Data records for software interfaces:
━━━━━━━━━━

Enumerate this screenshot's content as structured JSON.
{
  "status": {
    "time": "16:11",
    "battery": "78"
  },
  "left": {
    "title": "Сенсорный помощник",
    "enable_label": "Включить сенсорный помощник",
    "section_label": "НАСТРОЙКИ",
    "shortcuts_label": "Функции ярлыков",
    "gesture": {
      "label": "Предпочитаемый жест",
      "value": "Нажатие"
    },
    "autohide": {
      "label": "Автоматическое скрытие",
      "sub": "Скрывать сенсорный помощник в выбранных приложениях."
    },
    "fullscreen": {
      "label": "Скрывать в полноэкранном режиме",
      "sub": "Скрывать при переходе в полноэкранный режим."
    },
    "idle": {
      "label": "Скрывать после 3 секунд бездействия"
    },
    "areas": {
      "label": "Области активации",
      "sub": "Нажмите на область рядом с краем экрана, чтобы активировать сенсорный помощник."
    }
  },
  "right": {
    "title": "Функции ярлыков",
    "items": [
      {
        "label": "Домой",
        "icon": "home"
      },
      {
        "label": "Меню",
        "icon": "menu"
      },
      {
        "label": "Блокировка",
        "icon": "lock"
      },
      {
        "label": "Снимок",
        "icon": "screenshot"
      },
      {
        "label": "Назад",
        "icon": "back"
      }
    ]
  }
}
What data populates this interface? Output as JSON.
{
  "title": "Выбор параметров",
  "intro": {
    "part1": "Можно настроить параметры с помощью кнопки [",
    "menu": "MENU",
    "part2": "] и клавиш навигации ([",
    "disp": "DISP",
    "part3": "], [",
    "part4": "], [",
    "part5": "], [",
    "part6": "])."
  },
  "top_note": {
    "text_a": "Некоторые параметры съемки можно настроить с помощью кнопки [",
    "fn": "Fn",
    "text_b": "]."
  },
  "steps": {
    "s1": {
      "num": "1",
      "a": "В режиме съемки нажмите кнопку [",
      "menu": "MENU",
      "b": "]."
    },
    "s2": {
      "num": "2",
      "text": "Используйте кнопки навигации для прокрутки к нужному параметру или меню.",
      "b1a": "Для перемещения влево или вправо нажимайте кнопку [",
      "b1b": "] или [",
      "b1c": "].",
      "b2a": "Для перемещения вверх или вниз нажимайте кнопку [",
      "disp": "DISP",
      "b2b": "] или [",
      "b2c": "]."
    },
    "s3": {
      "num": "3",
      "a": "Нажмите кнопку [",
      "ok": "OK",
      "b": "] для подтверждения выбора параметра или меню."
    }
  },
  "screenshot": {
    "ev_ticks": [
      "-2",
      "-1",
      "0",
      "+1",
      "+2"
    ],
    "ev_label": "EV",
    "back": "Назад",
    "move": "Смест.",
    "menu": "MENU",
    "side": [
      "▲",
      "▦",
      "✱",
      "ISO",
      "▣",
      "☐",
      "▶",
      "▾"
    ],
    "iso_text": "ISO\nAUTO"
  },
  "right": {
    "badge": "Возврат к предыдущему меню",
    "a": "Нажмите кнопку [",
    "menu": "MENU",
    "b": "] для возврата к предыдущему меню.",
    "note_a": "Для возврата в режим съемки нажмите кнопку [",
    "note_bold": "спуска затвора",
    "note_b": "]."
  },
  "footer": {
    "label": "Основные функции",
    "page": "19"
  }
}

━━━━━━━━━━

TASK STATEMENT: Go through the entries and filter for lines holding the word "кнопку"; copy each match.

RESULT OF THE EXERCISE:
      "a": "В режиме съемки нажмите кнопку [",
      "b1a": "Для перемещения влево или вправо нажимайте кнопку [",
      "b2a": "Для перемещения вверх или вниз нажимайте кнопку [",
      "a": "Нажмите кнопку [",
    "a": "Нажмите кнопку [",
    "note_a": "Для возврата в режим съемки нажмите кнопку [",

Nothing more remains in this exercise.